### Exercise requirements
Restate the records that follow word for word. Omit the images.

Interface dataset entries:
◇ ◇ ◇ ◇ ◇ ◇ ◇

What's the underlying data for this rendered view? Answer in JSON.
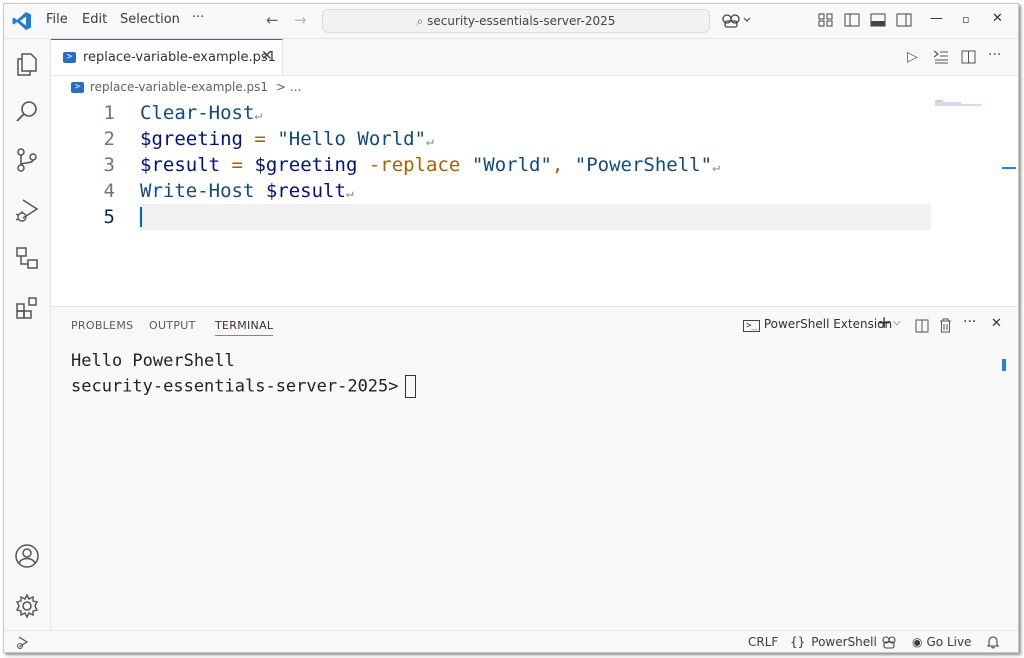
{
  "titlebar": {
    "menu": [
      "File",
      "Edit",
      "Selection",
      "···"
    ],
    "search_text": "security-essentials-server-2025"
  },
  "editor": {
    "tab_label": "replace-variable-example.ps1",
    "breadcrumb_file": "replace-variable-example.ps1",
    "breadcrumb_sep": ">",
    "breadcrumb_more": "...",
    "line_numbers": [
      "1",
      "2",
      "3",
      "4",
      "5"
    ],
    "lines": {
      "l1": {
        "kw": "Clear-Host"
      },
      "l2": {
        "var": "$greeting",
        "op": "=",
        "str": "\"Hello World\""
      },
      "l3": {
        "var": "$result",
        "op": "=",
        "var2": "$greeting",
        "flag": "-replace",
        "str1": "\"World\"",
        "comma": ",",
        "str2": "\"PowerShell\""
      },
      "l4": {
        "kw": "Write-Host",
        "var": "$result"
      }
    },
    "eol_glyph": "↵"
  },
  "panel": {
    "tabs": [
      "PROBLEMS",
      "OUTPUT",
      "TERMINAL"
    ],
    "active_tab": "TERMINAL",
    "terminal_name": "PowerShell Extension",
    "output_line": "Hello PowerShell",
    "prompt": "security-essentials-server-2025>"
  },
  "statusbar": {
    "eol": "CRLF",
    "language": "PowerShell",
    "golive": "Go Live"
  },
  "colors": {
    "accent": "#0078d4",
    "keyword": "#0f4a85",
    "variable": "#001080",
    "operator": "#af5f00",
    "terminal_tab_underline": "#e56c0c"
  },
  "icons": [
    "vscode-logo-icon",
    "explorer-icon",
    "search-icon",
    "source-control-icon",
    "run-debug-icon",
    "remote-explorer-icon",
    "extensions-icon",
    "account-icon",
    "settings-gear-icon",
    "copilot-icon",
    "layout-icon",
    "bell-icon"
  ]
}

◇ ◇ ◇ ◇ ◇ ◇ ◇

### Written reply
What's the underlying data for this rendered view? Answer in JSON.
{
  "titlebar": {
    "menu": [
      "File",
      "Edit",
      "Selection",
      "···"
    ],
    "search_text": "security-essentials-server-2025"
  },
  "editor": {
    "tab_label": "replace-variable-example.ps1",
    "breadcrumb_file": "replace-variable-example.ps1",
    "breadcrumb_sep": ">",
    "breadcrumb_more": "...",
    "line_numbers": [
      "1",
      "2",
      "3",
      "4",
      "5"
    ],
    "lines": {
      "l1": {
        "kw": "Clear-Host"
      },
      "l2": {
        "var": "$greeting",
        "op": "=",
        "str": "\"Hello World\""
      },
      "l3": {
        "var": "$result",
        "op": "=",
        "var2": "$greeting",
        "flag": "-replace",
        "str1": "\"World\"",
        "comma": ",",
        "str2": "\"PowerShell\""
      },
      "l4": {
        "kw": "Write-Host",
        "var": "$result"
      }
    },
    "eol_glyph": "↵"
  },
  "panel": {
    "tabs": [
      "PROBLEMS",
      "OUTPUT",
      "TERMINAL"
    ],
    "active_tab": "TERMINAL",
    "terminal_name": "PowerShell Extension",
    "output_line": "Hello PowerShell",
    "prompt": "security-essentials-server-2025>"
  },
  "statusbar": {
    "eol": "CRLF",
    "language": "PowerShell",
    "golive": "Go Live"
  },
  "colors": {
    "accent": "#0078d4",
    "keyword": "#0f4a85",
    "variable": "#001080",
    "operator": "#af5f00",
    "terminal_tab_underline": "#e56c0c"
  },
  "icons": [
    "vscode-logo-icon",
    "explorer-icon",
    "search-icon",
    "source-control-icon",
    "run-debug-icon",
    "remote-explorer-icon",
    "extensions-icon",
    "account-icon",
    "settings-gear-icon",
    "copilot-icon",
    "layout-icon",
    "bell-icon"
  ]
}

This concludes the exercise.